But time is slipping by and with it opportunity.  Why not instead ink one’s quill and pen some words of received wisdom?  Vent ones spleen after the day’s antagonisms?  After all paper has no way to quell beliefs and aspirations.  But of course is there the need for any more than oneself for this to indeed happen?  Where to start?  Where to end?  How not to doubt oneself?

Luckily for me however a good friend of mine reminded me that the parchment of a blog is little more than the opening statement of a conversation.  No more… no less…. How many times has one in anticipation made the opening statement to a conversation only to find no response is forthcoming.  Ones words had no more effect than the exhalation of ones breath and yet no harm is done.

And so today pen has touched paper, digits depressed keys and what is there of it?  Well if there is no more than nothing then no harm and otherwise perhaps the unexpected.  For me, no more than that is reason enough.

When Capitalism goes bad!

August 24, 2013

Just keep turning the handle!!!

A short quote from Wikipedia page on “Production for use” that I would like to share:

A number of irrational outcomes occur from capitalism and the need to accumulate capital when capitalist economies reach a point in development whereby investment accumulates at a greater rate than growth of profitable investment opportunities.  Advertisement and planned obsolescence are strategies used by businesses to generate demand for the perpetual consumption required for capitalism to sustain itself so that instead of satisfying social and individual needs, capitalism first and foremost serves the artificial need for the perpetual accumulation of capital.

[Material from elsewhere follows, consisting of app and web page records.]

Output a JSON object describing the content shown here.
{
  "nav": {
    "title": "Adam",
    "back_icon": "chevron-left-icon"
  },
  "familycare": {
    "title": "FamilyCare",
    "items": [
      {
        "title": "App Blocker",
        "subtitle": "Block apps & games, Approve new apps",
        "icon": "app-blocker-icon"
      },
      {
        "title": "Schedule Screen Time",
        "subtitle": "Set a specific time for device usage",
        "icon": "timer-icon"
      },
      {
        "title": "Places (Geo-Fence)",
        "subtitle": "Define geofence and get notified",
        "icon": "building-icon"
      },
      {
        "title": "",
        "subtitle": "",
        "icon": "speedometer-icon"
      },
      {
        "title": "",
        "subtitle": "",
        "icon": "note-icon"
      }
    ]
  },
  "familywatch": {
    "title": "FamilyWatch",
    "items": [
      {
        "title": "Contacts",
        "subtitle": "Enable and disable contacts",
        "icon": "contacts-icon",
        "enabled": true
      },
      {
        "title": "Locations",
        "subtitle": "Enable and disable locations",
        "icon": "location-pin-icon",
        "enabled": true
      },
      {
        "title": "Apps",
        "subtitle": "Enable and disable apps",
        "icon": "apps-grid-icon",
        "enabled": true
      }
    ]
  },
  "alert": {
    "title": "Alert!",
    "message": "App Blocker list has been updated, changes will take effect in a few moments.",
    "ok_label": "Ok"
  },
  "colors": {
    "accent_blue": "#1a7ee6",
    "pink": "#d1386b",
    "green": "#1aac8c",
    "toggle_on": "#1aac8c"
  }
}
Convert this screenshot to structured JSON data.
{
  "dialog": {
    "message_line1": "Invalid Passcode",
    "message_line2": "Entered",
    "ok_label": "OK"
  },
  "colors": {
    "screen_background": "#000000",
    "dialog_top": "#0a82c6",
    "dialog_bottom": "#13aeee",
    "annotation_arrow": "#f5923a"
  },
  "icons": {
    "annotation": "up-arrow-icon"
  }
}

Surely this is immoral? Hence should it not be made illegal.  The problem comes from the difficulty in proving whether something is or is not to the benefit of the consumer.  For sure it should not be assumed that the consumer knows.

A couple of other associated and interesting Wikipedia articles I’d like to highlight:

More to follow….